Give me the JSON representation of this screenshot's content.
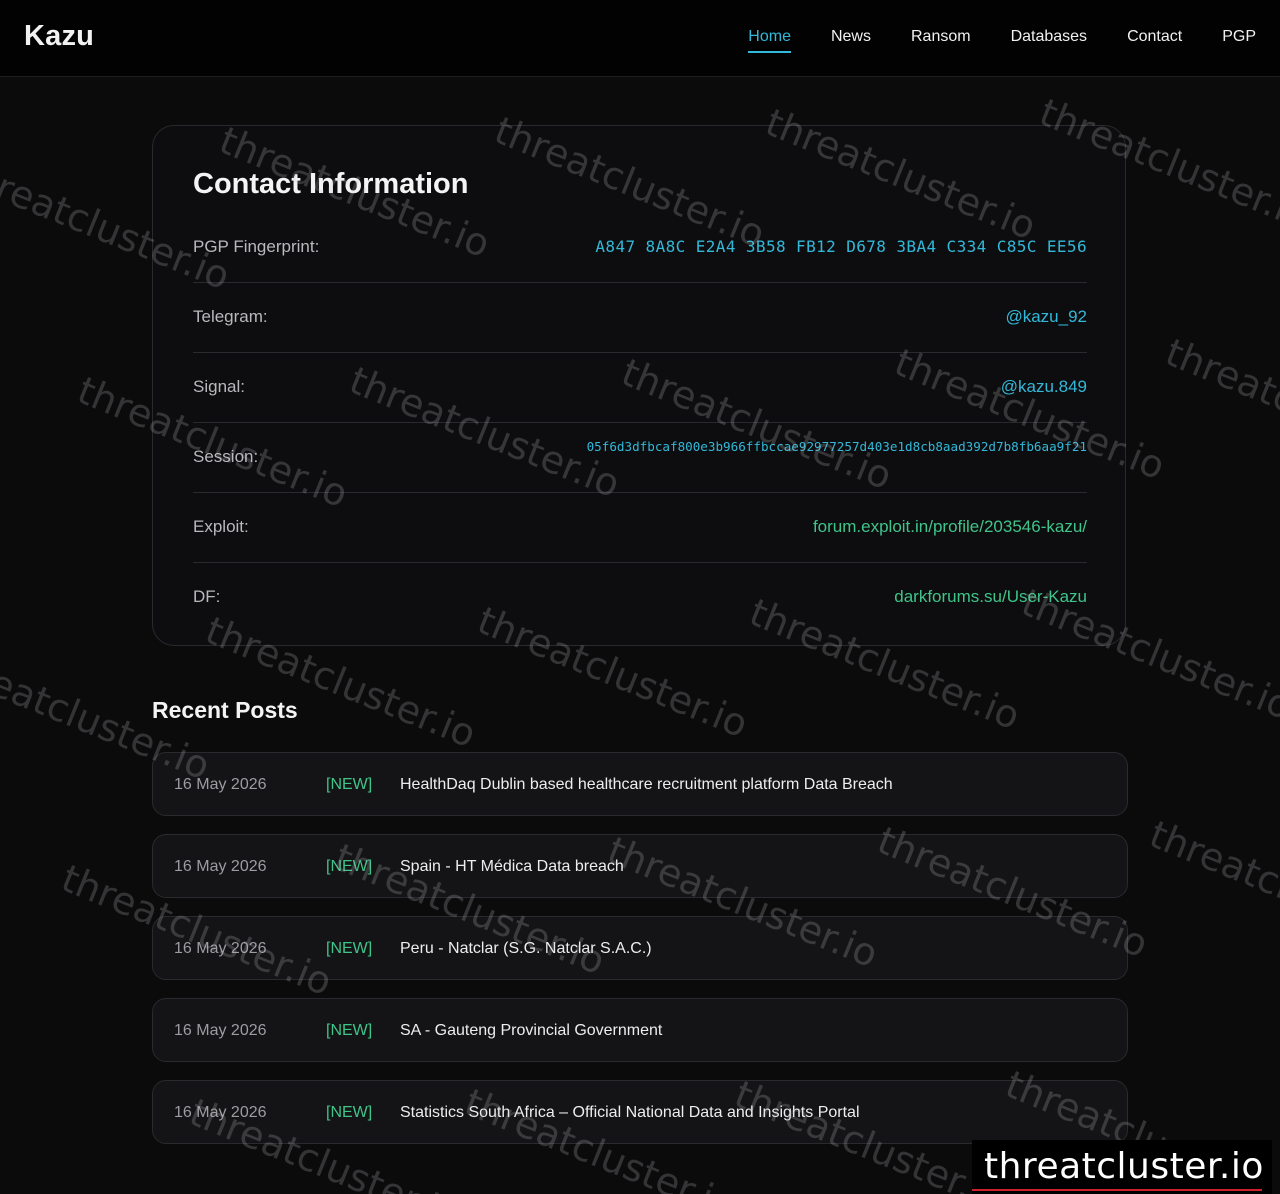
{
  "header": {
    "brand": "Kazu",
    "nav": [
      {
        "label": "Home",
        "active": true
      },
      {
        "label": "News"
      },
      {
        "label": "Ransom"
      },
      {
        "label": "Databases"
      },
      {
        "label": "Contact"
      },
      {
        "label": "PGP"
      }
    ]
  },
  "contact": {
    "title": "Contact Information",
    "rows": [
      {
        "label": "PGP Fingerprint:",
        "value": "A847 8A8C E2A4 3B58 FB12 D678 3BA4 C334 C85C EE56"
      },
      {
        "label": "Telegram:",
        "value": "@kazu_92"
      },
      {
        "label": "Signal:",
        "value": "@kazu.849"
      },
      {
        "label": "Session:",
        "value": "05f6d3dfbcaf800e3b966ffbccae92977257d403e1d8cb8aad392d7b8fb6aa9f21"
      },
      {
        "label": "Exploit:",
        "value": "forum.exploit.in/profile/203546-kazu/"
      },
      {
        "label": "DF:",
        "value": "darkforums.su/User-Kazu"
      }
    ]
  },
  "recent_posts": {
    "title": "Recent Posts",
    "items": [
      {
        "date": "16 May 2026",
        "tag": "[NEW]",
        "title": "HealthDaq Dublin based healthcare recruitment platform Data Breach"
      },
      {
        "date": "16 May 2026",
        "tag": "[NEW]",
        "title": "Spain - HT Médica Data breach"
      },
      {
        "date": "16 May 2026",
        "tag": "[NEW]",
        "title": "Peru - Natclar (S.G. Natclar S.A.C.)"
      },
      {
        "date": "16 May 2026",
        "tag": "[NEW]",
        "title": "SA - Gauteng Provincial Government"
      },
      {
        "date": "16 May 2026",
        "tag": "[NEW]",
        "title": "Statistics South Africa – Official National Data and Insights Portal"
      }
    ]
  },
  "watermark": {
    "text": "threatcluster.io",
    "badge": "threatcluster.io"
  },
  "colors": {
    "accent": "#32b8d8",
    "link_green": "#3fc48a",
    "background": "#0b0b0c"
  }
}
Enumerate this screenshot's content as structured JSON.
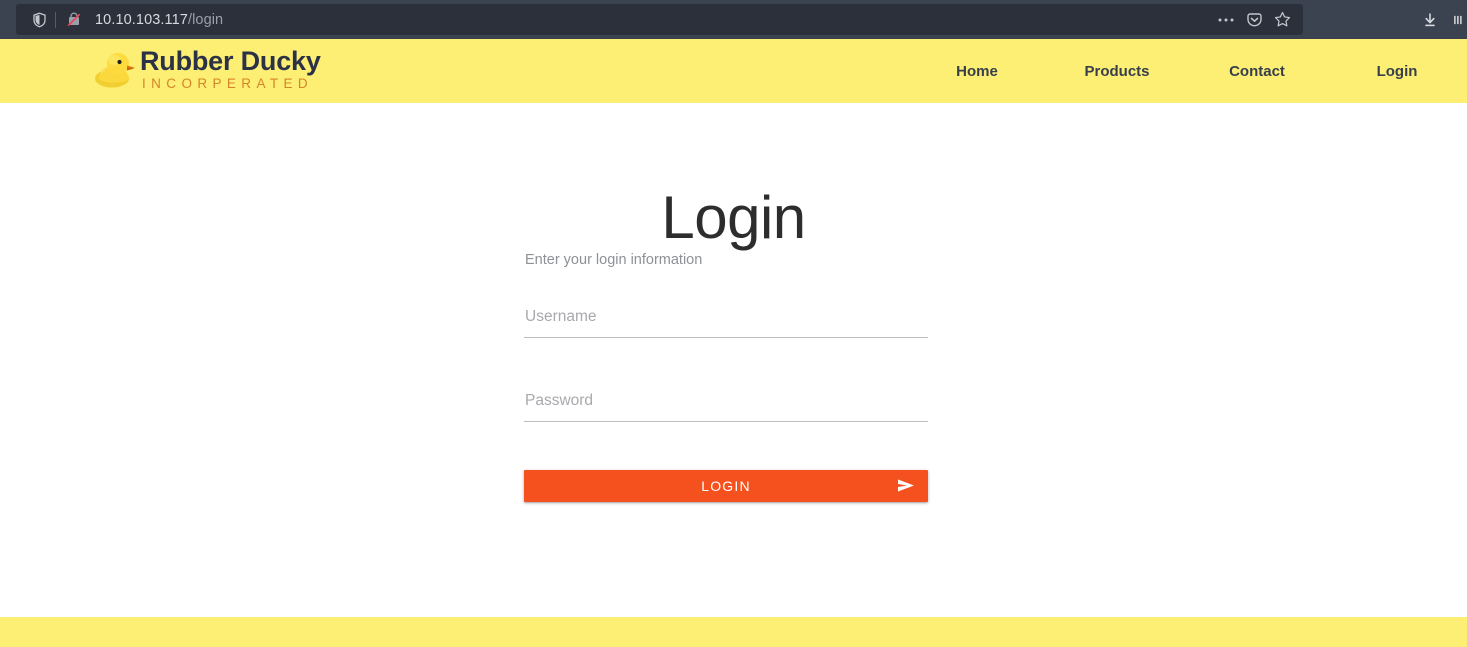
{
  "browser": {
    "url_host": "10.10.103.117",
    "url_path": "/login",
    "icons": {
      "shield": "shield-icon",
      "insecure": "insecure-connection-icon",
      "page_actions": "ellipsis-icon",
      "pocket": "pocket-icon",
      "bookmark": "star-icon",
      "downloads": "download-icon",
      "library": "library-icon"
    }
  },
  "header": {
    "brand_name": "Rubber Ducky",
    "brand_sub": "INCORPERATED",
    "logo_icon": "rubber-duck-icon",
    "nav": [
      {
        "label": "Home"
      },
      {
        "label": "Products"
      },
      {
        "label": "Contact"
      },
      {
        "label": "Login"
      }
    ],
    "background_color": "#FDEE74",
    "brand_name_color": "#2C3246",
    "brand_sub_color": "#D4852A"
  },
  "main": {
    "title": "Login",
    "hint": "Enter your login information",
    "fields": [
      {
        "name": "username",
        "placeholder": "Username",
        "value": ""
      },
      {
        "name": "password",
        "placeholder": "Password",
        "value": ""
      }
    ],
    "submit": {
      "label": "LOGIN",
      "icon": "send-arrow-icon",
      "color": "#F4511E"
    }
  },
  "footer": {
    "background_color": "#FDEE74"
  }
}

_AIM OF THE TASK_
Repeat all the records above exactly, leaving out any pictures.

_RESULT BELOW_
Give me the JSON representation of this screenshot's content.
{
  "header": {
    "brand": "Kazu",
    "nav": [
      {
        "label": "Home",
        "active": true
      },
      {
        "label": "News"
      },
      {
        "label": "Ransom"
      },
      {
        "label": "Databases"
      },
      {
        "label": "Contact"
      },
      {
        "label": "PGP"
      }
    ]
  },
  "contact": {
    "title": "Contact Information",
    "rows": [
      {
        "label": "PGP Fingerprint:",
        "value": "A847 8A8C E2A4 3B58 FB12 D678 3BA4 C334 C85C EE56"
      },
      {
        "label": "Telegram:",
        "value": "@kazu_92"
      },
      {
        "label": "Signal:",
        "value": "@kazu.849"
      },
      {
        "label": "Session:",
        "value": "05f6d3dfbcaf800e3b966ffbccae92977257d403e1d8cb8aad392d7b8fb6aa9f21"
      },
      {
        "label": "Exploit:",
        "value": "forum.exploit.in/profile/203546-kazu/"
      },
      {
        "label": "DF:",
        "value": "darkforums.su/User-Kazu"
      }
    ]
  },
  "recent_posts": {
    "title": "Recent Posts",
    "items": [
      {
        "date": "16 May 2026",
        "tag": "[NEW]",
        "title": "HealthDaq Dublin based healthcare recruitment platform Data Breach"
      },
      {
        "date": "16 May 2026",
        "tag": "[NEW]",
        "title": "Spain - HT Médica Data breach"
      },
      {
        "date": "16 May 2026",
        "tag": "[NEW]",
        "title": "Peru - Natclar (S.G. Natclar S.A.C.)"
      },
      {
        "date": "16 May 2026",
        "tag": "[NEW]",
        "title": "SA - Gauteng Provincial Government"
      },
      {
        "date": "16 May 2026",
        "tag": "[NEW]",
        "title": "Statistics South Africa – Official National Data and Insights Portal"
      }
    ]
  },
  "watermark": {
    "text": "threatcluster.io",
    "badge": "threatcluster.io"
  },
  "colors": {
    "accent": "#32b8d8",
    "link_green": "#3fc48a",
    "background": "#0b0b0c"
  }
}
Enumerate this screenshot's content as structured JSON.
{
  "browser": {
    "url_host": "10.10.103.117",
    "url_path": "/login",
    "icons": {
      "shield": "shield-icon",
      "insecure": "insecure-connection-icon",
      "page_actions": "ellipsis-icon",
      "pocket": "pocket-icon",
      "bookmark": "star-icon",
      "downloads": "download-icon",
      "library": "library-icon"
    }
  },
  "header": {
    "brand_name": "Rubber Ducky",
    "brand_sub": "INCORPERATED",
    "logo_icon": "rubber-duck-icon",
    "nav": [
      {
        "label": "Home"
      },
      {
        "label": "Products"
      },
      {
        "label": "Contact"
      },
      {
        "label": "Login"
      }
    ],
    "background_color": "#FDEE74",
    "brand_name_color": "#2C3246",
    "brand_sub_color": "#D4852A"
  },
  "main": {
    "title": "Login",
    "hint": "Enter your login information",
    "fields": [
      {
        "name": "username",
        "placeholder": "Username",
        "value": ""
      },
      {
        "name": "password",
        "placeholder": "Password",
        "value": ""
      }
    ],
    "submit": {
      "label": "LOGIN",
      "icon": "send-arrow-icon",
      "color": "#F4511E"
    }
  },
  "footer": {
    "background_color": "#FDEE74"
  }
}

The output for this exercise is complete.